Several hundred years ago, when I didn’t live in such indulgent times, I imagine things would have gone much differently. Had I come to the people around me and said, “Prithee, good townsfolk, I am much distressed! For mine manuscript was consumed by fire or possibly locusts.” I imagine ye old townsfolk might have paused from their daily labors of blacksmithing and burning witches to tell me to get the hell over myself, already.
As it was, once the powers that be confirmed that I was basically in the possession of a small, rectangular doorstop, Hubby suggested that I should just go ahead, join the cool kids and get an iPad.
Oh, no. Really, I couldn’t. (insert insincere attempt to seem remotely fiscally responsible in the face of a shiny, new toy here.)
First off, let me says this; those Apple store employees deserve a raise for not smirking at me, well, hardly. I know that I am the worst sort of computer consumer–if there was any sort of license required for owning one, I would be blogging via smoke signals, or possibly carrier pigeon. They want to tell me about storage and programs and bladdity, blah, blah, when really, I only have three concerns:
- Can I write on it?
- Will it fit in my purse?
- Is there a pinterest app available?
Since the answers were yes, yes and YES, I am happily typing away on my own little miracle tablet. It’s ridiculous, really. More computer capacity than powered the first ship to the moon and I mostly use it to play online anagram games. So much for the Just Universe theory. My undeserving nature aside, the good folks at The Apple Store just went ahead and downloaded Dropbox onto the thing, so I will never have to worry about losing something as personally important, or at least time consuming, as a manuscript again.
Ah, yes, the book. When I got home, Little Man called down from his bunk, “Did you get it? Did they save your book?” I, fickle, and besotted with my new purchase, barely registered his question. “Nope. It’s gone, honey.” and was completely caught off guard when he flung himself down and started sobbing.
“Sweetie, what’s wrong? Why are you so upset?”
Little Man took a shuddering breath and wailed, “But you worked SO HARD!”

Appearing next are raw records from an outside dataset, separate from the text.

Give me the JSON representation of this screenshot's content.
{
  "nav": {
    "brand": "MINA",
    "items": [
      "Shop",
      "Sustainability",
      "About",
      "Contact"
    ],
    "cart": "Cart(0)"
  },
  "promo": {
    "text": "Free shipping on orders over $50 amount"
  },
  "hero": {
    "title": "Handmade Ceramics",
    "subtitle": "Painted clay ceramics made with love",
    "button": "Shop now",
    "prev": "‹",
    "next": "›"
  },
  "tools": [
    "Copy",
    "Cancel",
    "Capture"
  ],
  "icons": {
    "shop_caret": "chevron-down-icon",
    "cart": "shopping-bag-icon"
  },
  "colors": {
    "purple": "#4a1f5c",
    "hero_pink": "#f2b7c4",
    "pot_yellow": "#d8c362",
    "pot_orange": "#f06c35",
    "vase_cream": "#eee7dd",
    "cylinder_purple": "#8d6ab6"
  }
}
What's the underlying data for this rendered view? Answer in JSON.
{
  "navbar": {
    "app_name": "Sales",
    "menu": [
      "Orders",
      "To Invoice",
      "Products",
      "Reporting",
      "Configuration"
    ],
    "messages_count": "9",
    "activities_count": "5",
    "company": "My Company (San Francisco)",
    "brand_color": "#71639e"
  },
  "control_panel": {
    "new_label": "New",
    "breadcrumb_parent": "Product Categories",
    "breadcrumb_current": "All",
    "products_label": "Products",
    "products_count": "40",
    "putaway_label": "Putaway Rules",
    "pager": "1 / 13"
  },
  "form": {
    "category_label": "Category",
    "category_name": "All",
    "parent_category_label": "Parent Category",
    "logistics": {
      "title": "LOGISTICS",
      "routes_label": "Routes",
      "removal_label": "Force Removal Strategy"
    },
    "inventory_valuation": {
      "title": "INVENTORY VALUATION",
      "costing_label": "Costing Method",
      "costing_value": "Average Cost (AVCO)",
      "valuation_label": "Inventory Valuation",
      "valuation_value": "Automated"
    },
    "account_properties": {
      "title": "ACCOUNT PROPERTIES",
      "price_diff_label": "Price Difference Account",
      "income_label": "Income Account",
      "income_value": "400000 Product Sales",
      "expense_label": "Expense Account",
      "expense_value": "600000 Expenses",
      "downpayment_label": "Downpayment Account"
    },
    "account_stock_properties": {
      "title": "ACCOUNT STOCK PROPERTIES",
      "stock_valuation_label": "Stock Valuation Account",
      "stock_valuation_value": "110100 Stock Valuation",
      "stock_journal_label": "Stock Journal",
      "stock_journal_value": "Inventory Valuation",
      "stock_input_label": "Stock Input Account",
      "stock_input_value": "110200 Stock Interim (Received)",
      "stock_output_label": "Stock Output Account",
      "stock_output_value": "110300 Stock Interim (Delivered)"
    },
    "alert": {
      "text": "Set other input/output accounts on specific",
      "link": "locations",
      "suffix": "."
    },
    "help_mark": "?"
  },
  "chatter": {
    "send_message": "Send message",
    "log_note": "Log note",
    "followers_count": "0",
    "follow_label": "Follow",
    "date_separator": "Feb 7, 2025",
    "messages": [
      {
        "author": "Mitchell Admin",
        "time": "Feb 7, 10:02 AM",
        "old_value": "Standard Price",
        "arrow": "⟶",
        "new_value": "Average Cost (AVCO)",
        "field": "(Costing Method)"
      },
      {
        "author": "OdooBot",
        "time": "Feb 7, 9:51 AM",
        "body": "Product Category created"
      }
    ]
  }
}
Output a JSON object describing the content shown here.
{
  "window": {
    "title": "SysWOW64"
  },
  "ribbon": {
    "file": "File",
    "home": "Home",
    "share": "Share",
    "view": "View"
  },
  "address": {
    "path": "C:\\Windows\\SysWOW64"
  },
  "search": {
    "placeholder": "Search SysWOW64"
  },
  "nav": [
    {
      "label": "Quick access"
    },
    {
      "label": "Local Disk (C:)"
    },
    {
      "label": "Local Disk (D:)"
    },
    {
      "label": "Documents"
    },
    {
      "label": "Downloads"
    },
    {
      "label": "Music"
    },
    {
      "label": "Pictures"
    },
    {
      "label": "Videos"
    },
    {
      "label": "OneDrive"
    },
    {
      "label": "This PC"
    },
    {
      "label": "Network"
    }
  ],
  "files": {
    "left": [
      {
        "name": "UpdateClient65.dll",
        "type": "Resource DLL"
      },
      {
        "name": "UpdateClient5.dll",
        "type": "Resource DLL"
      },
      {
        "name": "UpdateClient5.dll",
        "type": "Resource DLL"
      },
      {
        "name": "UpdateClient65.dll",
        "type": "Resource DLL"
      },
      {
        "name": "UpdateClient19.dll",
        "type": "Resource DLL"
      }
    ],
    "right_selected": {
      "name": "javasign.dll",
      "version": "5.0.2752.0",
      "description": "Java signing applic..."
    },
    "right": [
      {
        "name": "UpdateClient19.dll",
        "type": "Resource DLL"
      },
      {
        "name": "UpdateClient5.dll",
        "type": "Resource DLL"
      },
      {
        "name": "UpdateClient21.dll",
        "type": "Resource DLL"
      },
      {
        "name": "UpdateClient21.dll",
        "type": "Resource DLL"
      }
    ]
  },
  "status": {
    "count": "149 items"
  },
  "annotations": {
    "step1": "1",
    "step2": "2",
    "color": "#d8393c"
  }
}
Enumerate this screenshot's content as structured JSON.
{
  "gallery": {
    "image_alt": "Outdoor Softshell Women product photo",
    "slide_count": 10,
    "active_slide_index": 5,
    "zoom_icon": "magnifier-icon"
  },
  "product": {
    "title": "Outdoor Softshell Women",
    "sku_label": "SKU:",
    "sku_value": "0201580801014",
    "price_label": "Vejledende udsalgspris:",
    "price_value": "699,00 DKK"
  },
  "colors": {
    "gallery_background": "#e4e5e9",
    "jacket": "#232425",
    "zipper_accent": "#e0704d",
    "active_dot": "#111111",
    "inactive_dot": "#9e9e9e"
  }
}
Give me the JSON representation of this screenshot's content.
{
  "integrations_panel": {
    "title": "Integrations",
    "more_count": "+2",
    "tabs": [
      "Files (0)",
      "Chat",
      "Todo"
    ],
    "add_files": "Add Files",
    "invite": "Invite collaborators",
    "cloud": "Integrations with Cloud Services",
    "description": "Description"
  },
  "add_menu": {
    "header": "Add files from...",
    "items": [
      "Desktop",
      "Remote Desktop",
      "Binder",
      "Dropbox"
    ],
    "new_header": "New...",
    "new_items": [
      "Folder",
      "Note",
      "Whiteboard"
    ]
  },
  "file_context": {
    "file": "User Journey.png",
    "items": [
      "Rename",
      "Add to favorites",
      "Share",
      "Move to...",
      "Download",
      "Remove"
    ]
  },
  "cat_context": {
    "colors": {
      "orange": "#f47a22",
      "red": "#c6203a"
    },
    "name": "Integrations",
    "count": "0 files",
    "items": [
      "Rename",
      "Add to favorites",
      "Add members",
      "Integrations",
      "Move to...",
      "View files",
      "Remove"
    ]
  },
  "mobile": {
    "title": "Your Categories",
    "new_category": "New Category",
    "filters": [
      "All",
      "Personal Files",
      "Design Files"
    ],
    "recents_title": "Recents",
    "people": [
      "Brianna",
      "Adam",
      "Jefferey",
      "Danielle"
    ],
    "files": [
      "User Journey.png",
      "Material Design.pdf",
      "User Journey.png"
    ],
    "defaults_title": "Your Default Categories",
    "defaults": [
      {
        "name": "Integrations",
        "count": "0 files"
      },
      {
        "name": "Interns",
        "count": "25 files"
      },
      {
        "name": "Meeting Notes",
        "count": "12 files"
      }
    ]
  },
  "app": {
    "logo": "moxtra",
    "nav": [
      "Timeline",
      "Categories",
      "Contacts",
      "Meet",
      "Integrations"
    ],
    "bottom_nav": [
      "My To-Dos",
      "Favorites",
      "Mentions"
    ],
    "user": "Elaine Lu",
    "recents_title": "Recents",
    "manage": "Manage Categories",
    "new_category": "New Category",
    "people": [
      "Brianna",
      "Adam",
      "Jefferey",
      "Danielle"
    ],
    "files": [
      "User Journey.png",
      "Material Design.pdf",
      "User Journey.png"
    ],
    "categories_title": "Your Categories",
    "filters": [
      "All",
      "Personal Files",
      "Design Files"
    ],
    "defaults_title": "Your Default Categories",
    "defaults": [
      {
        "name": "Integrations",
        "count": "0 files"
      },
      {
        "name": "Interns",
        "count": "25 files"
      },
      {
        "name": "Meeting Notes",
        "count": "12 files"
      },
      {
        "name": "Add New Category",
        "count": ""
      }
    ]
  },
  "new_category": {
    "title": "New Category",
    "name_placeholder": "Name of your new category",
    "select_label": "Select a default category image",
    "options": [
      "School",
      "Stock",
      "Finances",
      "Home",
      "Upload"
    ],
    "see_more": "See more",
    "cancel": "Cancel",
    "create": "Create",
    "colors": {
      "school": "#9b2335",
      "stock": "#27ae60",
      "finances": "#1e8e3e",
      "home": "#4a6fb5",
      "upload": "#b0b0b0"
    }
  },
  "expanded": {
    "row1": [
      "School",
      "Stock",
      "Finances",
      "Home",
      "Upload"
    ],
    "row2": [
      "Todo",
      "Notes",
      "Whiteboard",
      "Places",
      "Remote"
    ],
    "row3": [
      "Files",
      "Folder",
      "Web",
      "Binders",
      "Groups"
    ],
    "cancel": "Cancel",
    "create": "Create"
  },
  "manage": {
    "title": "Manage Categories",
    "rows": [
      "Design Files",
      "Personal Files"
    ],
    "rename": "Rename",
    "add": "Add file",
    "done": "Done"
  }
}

And just like that, any lingering regret disappeared. Like I said, just between you, me, and the lamp post, I remain unconvinced as to the quality of that draft. But the fact that my youngest son apparently considered the lost tome to be on par with War and Peace, lord, who could be upset in the face of such regard?
So we had a talk about persistence and how disappointment and ultimate success often walk hand in hand. I kissed him good night and picked up my iPad. I could have started a new draft right then and there, set a really great example. But I didn’t. I played anagrams.
Because sometimes disappointment walks with success, but sometimes she prefers to spend the evening drinking wine with her best friend, Procrastination.